Images: top CZimages.com; bottom: La Prensa
The act of joining the colorful marching bands of that year of 1952 gave a kid like me access to the needed elements to shine in my world of darkness. This would forever remain “my moment” regardless of whatever else happened in my life. Continue reading
El Cruce Building just before it was demolished in June 2009; in my youth it was all one-room rentals for Westindian families
San Ramon Building at the entrance of “M” Street.
The parade route had not left the Calidonia/Wachipali district as fast as we all anticipated, as the marching pace slowed down to a halt. As we stood there marking time we noticed how official functionaries were suddenly ahead of us. It seemed as though it had been planned that way, so that the large contingent of the National Police and Firemen or “red shirts” we all called the Bomberos, was now at rest in the midst of us school children on precisely this point on the parade route. Continue reading
Image is property of our friends at LatinOL forums. Lucky Strike Building in Panama circa 1949.
The parade started in the street in front of the National Treasury winding up two blocks on what is Avenida Peru today. A left turn and we were on the familiar Avenida Central marching down the section known as Perejil. Before I knew it we were marching by my old primary school of Pedro J. Sosa in the neighborhood that had become so familiar to me, San Miguel, with Magnolia Building at its center. This is the neighborhood where I had started my adolescent life in the renowned National Institute. Continue reading
The National Institute of Panama would have another Westindian Panamanian, another son of the Silver People from Calidonia, to display in the upcoming November patriotic festivities. For the adolescent that all the neighbors referred to as Juni, this would be a special event in which to collect the due admiration I thought I deserved.
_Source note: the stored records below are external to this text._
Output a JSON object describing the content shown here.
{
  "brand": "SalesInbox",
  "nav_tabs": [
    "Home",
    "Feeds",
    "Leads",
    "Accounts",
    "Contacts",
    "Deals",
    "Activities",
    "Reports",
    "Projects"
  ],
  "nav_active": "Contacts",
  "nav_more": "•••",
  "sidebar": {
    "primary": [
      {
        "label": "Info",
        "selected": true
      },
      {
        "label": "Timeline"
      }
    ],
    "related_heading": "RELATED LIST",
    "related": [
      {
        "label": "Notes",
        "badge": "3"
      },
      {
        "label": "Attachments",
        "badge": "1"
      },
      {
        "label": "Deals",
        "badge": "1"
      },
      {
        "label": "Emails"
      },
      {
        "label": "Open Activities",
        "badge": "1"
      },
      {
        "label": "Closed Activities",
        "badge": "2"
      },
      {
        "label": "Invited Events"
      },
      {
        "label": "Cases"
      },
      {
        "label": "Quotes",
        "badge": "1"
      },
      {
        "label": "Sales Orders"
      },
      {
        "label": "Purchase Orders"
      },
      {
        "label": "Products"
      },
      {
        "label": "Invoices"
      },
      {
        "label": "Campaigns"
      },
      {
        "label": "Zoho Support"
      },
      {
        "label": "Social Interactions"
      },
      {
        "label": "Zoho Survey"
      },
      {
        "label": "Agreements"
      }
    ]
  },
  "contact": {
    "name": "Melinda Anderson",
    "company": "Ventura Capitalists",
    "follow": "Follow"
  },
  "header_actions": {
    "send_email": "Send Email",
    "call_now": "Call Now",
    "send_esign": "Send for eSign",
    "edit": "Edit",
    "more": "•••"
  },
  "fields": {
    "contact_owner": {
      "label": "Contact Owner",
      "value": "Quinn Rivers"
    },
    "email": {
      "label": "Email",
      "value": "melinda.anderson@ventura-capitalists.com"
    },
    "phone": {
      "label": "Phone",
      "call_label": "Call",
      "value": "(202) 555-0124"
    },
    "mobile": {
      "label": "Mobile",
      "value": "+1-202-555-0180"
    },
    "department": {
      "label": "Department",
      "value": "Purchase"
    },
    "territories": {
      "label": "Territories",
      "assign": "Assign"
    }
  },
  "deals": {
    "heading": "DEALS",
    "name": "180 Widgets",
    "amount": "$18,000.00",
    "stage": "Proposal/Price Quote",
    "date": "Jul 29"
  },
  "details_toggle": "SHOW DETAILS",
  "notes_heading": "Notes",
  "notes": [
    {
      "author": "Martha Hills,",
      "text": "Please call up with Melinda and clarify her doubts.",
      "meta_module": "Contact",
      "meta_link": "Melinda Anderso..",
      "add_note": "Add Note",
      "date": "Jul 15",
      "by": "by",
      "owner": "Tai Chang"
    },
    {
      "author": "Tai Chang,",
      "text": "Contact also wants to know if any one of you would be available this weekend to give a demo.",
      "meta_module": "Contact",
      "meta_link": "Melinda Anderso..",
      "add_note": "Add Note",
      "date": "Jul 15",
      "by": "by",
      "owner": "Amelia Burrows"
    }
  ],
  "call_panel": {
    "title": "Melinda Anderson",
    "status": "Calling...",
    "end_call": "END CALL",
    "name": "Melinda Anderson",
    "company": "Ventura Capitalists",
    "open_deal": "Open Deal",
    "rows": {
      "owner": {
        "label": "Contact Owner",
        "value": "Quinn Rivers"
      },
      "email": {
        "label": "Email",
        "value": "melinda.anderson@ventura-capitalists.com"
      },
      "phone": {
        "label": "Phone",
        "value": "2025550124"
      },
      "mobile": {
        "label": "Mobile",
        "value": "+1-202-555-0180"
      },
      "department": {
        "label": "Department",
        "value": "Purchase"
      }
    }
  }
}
Continue reading
Last Honors to James Thompson, native of Jamaica,
who survived the El Polvorín Disaster. The photo displayed
on September 28, 1930, shows his funeral bier which
is mounted on his Fire Department’s fire engine.
Middle and bottom photos are frantic scenes of
a blaze on “N” Street being responded to by the
efficient and prompt Panama City Fire Department in 1930.
From the moment the Westindians made Panama their home every little boy of normal curiosity wanted to grow up to be a Bombero. Everyday conversations from the very beginnings of their Panama experience as well as the lyrics to their music were dotted with the mighty exploits of the legendary Bomberos– the brave firefighters of Panama City and Colon. These men also came to be affectionately known as the Camisas Rojas, from their distinguishing red shirts. Continue reading